A number of other agents that fall outside the regular classifications are used as anticancer treatments. Included in this group are the platinum coordination complexes such as cisplatin and carboplatin (both used in the treatment of metastatic testicular cancer, ovarian cancer and bladder carcinoma) and oxaliplatin (used in treatment of advanced colorectal cancer). All of these agents work in a similar way although cisplatin has severe toxicity issues. They crosslink with DNA through a guanine nucleobase and the resulting cytotoxic lesion inhibits both DNA replication and RNA synthesis. Adverse effects include severe, persistent vomiting (so anti-emetic agents should be used in conjunction), nephrotoxicity and ototoxicity.
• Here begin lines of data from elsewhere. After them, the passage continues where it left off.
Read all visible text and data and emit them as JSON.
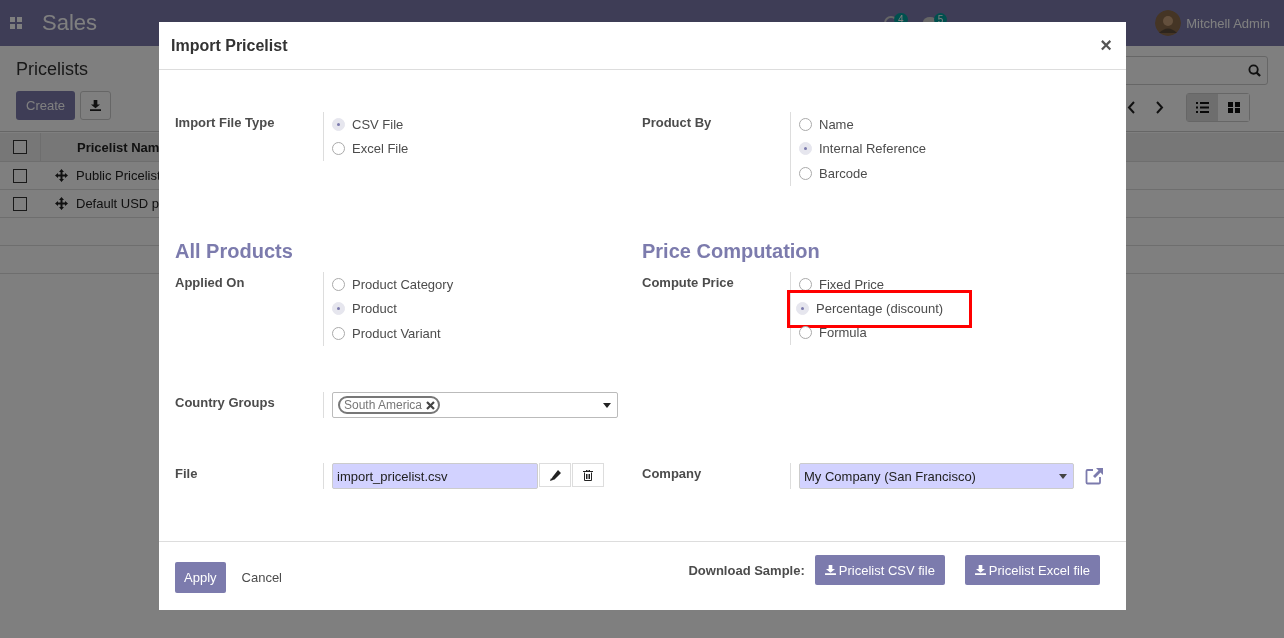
{
  "navbar": {
    "app": "Sales",
    "activity_count": "4",
    "message_count": "5",
    "user": "Mitchell Admin"
  },
  "control_panel": {
    "title": "Pricelists",
    "create": "Create"
  },
  "list": {
    "header": {
      "label": "Pricelist Nam",
      "checked": false
    },
    "rows": [
      {
        "name": "Public Pricelist",
        "checked": false
      },
      {
        "name": "Default USD p",
        "checked": false
      }
    ]
  },
  "dialog": {
    "title": "Import Pricelist",
    "close": "×",
    "rows": [
      {
        "cells": [
          {
            "kind": "radio",
            "label": "Import File Type",
            "options": [
              {
                "label": "CSV File",
                "selected": true
              },
              {
                "label": "Excel File",
                "selected": false
              }
            ]
          },
          {
            "kind": "radio",
            "label": "Product By",
            "options": [
              {
                "label": "Name",
                "selected": false
              },
              {
                "label": "Internal Reference",
                "selected": true
              },
              {
                "label": "Barcode",
                "selected": false
              }
            ]
          }
        ]
      },
      {
        "cells": [
          {
            "kind": "heading",
            "text": "All Products"
          },
          {
            "kind": "heading",
            "text": "Price Computation"
          }
        ]
      },
      {
        "cells": [
          {
            "kind": "radio",
            "label": "Applied On",
            "options": [
              {
                "label": "Product Category",
                "selected": false
              },
              {
                "label": "Product",
                "selected": true
              },
              {
                "label": "Product Variant",
                "selected": false
              }
            ]
          },
          {
            "kind": "radio",
            "label": "Compute Price",
            "options": [
              {
                "label": "Fixed Price",
                "selected": false,
                "highlighted": false
              },
              {
                "label": "Percentage (discount)",
                "selected": true,
                "highlighted": true
              },
              {
                "label": "Formula",
                "selected": false,
                "highlighted": false
              }
            ]
          }
        ]
      },
      {
        "cells": [
          {
            "kind": "tags",
            "label": "Country Groups",
            "tags": [
              "South America"
            ]
          }
        ]
      },
      {
        "cells": [
          {
            "kind": "file",
            "label": "File",
            "value": "import_pricelist.csv"
          },
          {
            "kind": "select",
            "label": "Company",
            "value": "My Company (San Francisco)"
          }
        ]
      }
    ],
    "apply": "Apply",
    "cancel": "Cancel",
    "download_label": "Download Sample:",
    "downloads": [
      "Pricelist CSV file",
      "Pricelist Excel file"
    ]
  }
}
Irinotecan (treatment of colorectal carcinoma) and topotecan (treatment of metastatic ovarian cancer, small-cell lung cancer) exert their actions by inhibition of topoisomerase I, an enzyme essential for the replication of DNA in human cells. In contrast, etopside (treatment of acute lymphoblastic leukaemia, lung cancer, testicular cancer) targets a second topisomerse enzyme, topoisomerase II and results in arrest of the cells in the late S to G2 phase of the cell cycle. These compounds cause the common adverse effects associated with anticancer drugs, however, etopside may cause leukaemia to develop.

Imatinib belongs to a new class of anticancer agents. These perturb intracellular signalling pathways. Imatinib, which is used to treat chronic myeloid lymphoma and gastrointestinal stromal tumours, works by blocking the unregulated expression of tyrosine kinases associated with tumour growth thus inhibiting cell proliferation. Unusual adverse effects associated with this drug include thrombocytopaenia, neutropaenia, oedema and gastrointestinal bleeding. Very rare instances of stroke and congestive heart failure have been reported with the use of this drug.

Recombinant DNA technology has proved particularly useful in producing usable quantities of low abundant biomolecules for use as treatments. In particular, production of interferons has proved particularly useful. These are proteins released by lymphocytes in response to pathogens or tumour cells. Two subtypes, interferon a2a and a2b have been shown to be particularly effective in the treatment of leukaemia, melanoma and AIDS-related Kaposi’s sarcoma.